David Robinson has to stop spending so much time sitting near John Thompson if the U.S. men's Olympic basketball team is to have a solid chance at the gold medal in Seoul next month.
The 7-foot anchor with the rank of ensign has been severely limited in playing time during the Olympic finalists tour against teams of NBA players.
He has been saddled with personal fouls, a lot of fouls. Fifteen in 70 minutes in four games. That's too many.
"It's something I've never had a problem with before," Robinson after scoring six points in a 100-67 Olympic victory Friday night.
He played just 12 minutes. He had three fouls in 5:18 of the first half and picked up No. 4 just 29 seconds into the second half.

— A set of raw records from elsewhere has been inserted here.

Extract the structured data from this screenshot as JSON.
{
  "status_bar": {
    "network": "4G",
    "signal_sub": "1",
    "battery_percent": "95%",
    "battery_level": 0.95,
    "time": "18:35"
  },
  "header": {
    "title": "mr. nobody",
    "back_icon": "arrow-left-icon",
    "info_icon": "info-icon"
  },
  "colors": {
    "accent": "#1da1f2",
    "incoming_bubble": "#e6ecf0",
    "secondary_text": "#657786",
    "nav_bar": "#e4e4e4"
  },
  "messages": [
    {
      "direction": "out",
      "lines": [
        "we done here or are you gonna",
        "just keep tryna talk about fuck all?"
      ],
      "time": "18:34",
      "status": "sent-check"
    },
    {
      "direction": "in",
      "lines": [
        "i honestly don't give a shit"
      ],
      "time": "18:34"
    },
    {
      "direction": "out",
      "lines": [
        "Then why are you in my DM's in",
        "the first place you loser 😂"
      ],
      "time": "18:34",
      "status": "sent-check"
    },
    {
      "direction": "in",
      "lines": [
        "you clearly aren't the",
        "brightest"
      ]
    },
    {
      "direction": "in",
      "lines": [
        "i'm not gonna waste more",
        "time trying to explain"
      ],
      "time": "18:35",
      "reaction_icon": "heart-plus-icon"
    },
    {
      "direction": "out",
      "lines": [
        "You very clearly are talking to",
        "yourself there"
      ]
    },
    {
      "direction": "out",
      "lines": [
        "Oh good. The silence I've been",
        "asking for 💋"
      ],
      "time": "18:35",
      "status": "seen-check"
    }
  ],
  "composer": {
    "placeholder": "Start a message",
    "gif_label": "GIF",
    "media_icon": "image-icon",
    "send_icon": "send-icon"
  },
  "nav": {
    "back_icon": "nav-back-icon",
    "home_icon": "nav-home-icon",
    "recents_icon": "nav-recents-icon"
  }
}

"It's silly fouls _ not moving my feet, stuff like that. I need to cut that stuff out. I can't help this team on the bench. I just have to be smarter. They're dumb fouls." Thompson is concerned about Robinson's extended bench visits but he also defends his center to an extent.
"I think that and other things are what we are concerned with and I think it has a lot more to it than just with David," Thompson said after his team went 4-0 against the professional players. "We have got to give support, the people that are playing the ball, they have to stop penetration. That was one of the things I was talking to the kids about. I didn't like our team defense.
"You've got to realize all balls come to the center and the perimeter people are not giving support. He now has to be in a position to try to block more shots. A lot of them he has to be responsible for and get himself in the right position."
Robinson's foul problems could go a long way toward determining which 12 players of the 14 remaining will be selected for the team.
Robinson's foul problems could be what keeps high schooler Alonzo Mourning on the final roster.
Thompson has said that Mourning, his collegiate recruit at Georgetown, and J.R. Reid of North Carolina are the only physical post players in the group. Thompson might have to keep both even if he didn't intend to because Robinson has been so inconsistent with the amount time he has been in the game.
Robinson, the 1987 collegiate player of the year at Navy and the NBA's No. 1 draft choice, won't blame anyone but himself for the constant whistles.
"When I have a problem I look at myself. It's something I'm doing wrong. We have to learn to adjust. You can try to blame it on the refs but you know how they're calling the game. You have to adjust to that."
Robinson has not played competitively in more than a year while serving his military obligation before joining the San Antonio Spurs with whom he has signed an eight-year $26 million contract.
"I'm letting people drive around me on the baseline. A couple of people drove on me tonight. I'm better than that. None of those guys are quicker than me, none of them. I just have to be quicker."
The players he has been going against on the tour are the same ones he start playing against after next season as the center and title hope for San Antonio.